┌────────
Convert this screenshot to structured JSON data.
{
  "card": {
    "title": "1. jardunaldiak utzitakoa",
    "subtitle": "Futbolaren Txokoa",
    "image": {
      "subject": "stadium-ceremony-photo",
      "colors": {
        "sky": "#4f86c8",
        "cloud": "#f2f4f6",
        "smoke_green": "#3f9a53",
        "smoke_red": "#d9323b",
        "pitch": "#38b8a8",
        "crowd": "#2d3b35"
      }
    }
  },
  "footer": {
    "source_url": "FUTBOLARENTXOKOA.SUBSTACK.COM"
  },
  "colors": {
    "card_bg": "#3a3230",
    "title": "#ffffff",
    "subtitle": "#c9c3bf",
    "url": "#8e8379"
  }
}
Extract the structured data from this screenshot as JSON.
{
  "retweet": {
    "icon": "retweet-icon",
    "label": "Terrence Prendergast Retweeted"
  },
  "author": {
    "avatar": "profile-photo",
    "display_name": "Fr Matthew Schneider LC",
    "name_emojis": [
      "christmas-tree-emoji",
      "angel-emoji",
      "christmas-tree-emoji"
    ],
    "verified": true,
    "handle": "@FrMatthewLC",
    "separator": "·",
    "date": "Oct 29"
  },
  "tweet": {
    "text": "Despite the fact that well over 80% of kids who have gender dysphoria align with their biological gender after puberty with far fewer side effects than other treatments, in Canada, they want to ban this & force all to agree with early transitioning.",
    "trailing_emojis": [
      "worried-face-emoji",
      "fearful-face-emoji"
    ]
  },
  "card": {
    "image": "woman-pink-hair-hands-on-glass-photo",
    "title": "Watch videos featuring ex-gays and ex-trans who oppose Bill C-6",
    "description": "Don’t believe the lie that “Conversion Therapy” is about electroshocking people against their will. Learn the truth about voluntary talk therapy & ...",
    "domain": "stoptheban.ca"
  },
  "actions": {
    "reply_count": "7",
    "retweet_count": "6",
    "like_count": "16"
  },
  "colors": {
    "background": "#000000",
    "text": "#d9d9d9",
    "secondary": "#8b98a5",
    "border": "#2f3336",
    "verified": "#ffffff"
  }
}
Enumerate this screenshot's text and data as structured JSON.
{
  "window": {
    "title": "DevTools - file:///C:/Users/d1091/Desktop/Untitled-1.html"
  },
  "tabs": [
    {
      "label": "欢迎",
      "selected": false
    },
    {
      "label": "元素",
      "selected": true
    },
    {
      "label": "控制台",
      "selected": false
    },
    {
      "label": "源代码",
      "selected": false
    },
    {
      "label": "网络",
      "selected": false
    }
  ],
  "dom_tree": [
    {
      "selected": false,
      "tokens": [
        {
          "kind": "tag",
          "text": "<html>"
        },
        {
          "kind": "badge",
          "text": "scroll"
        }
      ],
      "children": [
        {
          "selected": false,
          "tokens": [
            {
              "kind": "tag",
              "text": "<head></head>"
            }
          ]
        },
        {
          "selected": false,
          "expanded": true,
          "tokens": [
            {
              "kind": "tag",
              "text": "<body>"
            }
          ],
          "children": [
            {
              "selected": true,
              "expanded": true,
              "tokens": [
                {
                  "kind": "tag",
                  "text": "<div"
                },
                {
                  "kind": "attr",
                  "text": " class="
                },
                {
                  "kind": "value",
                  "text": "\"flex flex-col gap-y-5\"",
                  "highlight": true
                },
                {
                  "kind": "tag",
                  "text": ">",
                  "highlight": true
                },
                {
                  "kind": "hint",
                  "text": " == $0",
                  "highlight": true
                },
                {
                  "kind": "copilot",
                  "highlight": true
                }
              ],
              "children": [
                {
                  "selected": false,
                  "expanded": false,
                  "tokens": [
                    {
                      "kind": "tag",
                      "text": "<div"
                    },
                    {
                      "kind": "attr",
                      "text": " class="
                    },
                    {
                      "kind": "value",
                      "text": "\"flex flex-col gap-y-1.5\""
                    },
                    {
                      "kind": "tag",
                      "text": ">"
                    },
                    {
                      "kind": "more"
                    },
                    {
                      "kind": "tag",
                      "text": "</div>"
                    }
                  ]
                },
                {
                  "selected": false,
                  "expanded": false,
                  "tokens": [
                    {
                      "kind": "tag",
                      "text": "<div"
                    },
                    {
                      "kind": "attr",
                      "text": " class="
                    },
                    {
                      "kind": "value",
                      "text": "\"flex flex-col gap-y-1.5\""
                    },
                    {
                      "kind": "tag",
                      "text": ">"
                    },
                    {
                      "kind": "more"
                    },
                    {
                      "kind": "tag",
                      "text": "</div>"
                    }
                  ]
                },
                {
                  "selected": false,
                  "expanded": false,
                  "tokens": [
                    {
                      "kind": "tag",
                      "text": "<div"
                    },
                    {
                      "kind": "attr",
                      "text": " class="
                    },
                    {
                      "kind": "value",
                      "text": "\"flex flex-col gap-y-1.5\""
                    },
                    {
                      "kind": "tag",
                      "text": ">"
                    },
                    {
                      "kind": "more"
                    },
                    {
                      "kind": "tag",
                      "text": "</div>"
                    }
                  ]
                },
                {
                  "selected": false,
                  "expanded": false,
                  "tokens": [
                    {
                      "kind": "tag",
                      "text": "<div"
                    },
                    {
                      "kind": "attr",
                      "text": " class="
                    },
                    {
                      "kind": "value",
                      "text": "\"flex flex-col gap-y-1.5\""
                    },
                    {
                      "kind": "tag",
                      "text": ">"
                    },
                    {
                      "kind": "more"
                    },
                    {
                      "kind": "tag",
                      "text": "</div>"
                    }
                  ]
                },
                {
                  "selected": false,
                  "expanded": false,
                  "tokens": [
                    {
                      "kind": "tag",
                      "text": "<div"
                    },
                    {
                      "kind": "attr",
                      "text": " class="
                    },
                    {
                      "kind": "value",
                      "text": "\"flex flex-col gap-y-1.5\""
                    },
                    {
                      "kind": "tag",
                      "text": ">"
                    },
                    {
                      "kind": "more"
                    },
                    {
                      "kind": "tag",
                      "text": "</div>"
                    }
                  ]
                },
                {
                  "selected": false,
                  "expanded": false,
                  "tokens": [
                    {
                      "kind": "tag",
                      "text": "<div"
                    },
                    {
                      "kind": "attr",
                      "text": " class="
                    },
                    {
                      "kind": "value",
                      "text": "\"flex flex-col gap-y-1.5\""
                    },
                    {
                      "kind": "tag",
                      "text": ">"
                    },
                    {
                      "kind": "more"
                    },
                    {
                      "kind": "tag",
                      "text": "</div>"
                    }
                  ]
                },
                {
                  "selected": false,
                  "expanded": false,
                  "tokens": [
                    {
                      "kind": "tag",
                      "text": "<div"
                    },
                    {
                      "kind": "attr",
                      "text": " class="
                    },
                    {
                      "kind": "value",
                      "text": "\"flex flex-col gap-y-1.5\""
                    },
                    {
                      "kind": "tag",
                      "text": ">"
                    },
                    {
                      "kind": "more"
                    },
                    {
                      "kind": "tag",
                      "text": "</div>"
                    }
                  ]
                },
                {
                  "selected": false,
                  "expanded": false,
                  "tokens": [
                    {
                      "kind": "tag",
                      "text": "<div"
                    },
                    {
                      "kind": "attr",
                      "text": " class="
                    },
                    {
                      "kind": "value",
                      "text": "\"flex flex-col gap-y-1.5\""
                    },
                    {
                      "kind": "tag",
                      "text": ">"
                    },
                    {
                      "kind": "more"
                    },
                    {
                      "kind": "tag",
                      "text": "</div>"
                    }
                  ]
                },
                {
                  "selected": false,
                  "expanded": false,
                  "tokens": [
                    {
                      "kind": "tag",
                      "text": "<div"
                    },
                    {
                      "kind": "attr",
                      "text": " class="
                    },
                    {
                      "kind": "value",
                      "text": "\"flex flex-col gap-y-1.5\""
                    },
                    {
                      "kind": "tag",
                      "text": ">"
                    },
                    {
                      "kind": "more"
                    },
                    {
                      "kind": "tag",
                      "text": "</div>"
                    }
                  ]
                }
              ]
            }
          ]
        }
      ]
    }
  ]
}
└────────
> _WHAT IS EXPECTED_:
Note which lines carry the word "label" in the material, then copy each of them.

> _WRITTEN ANSWER_:
    "label": "Terrence Prendergast Retweeted"
      "label": "欢迎",
      "label": "元素",
      "label": "控制台",
      "label": "源代码",
      "label": "网络",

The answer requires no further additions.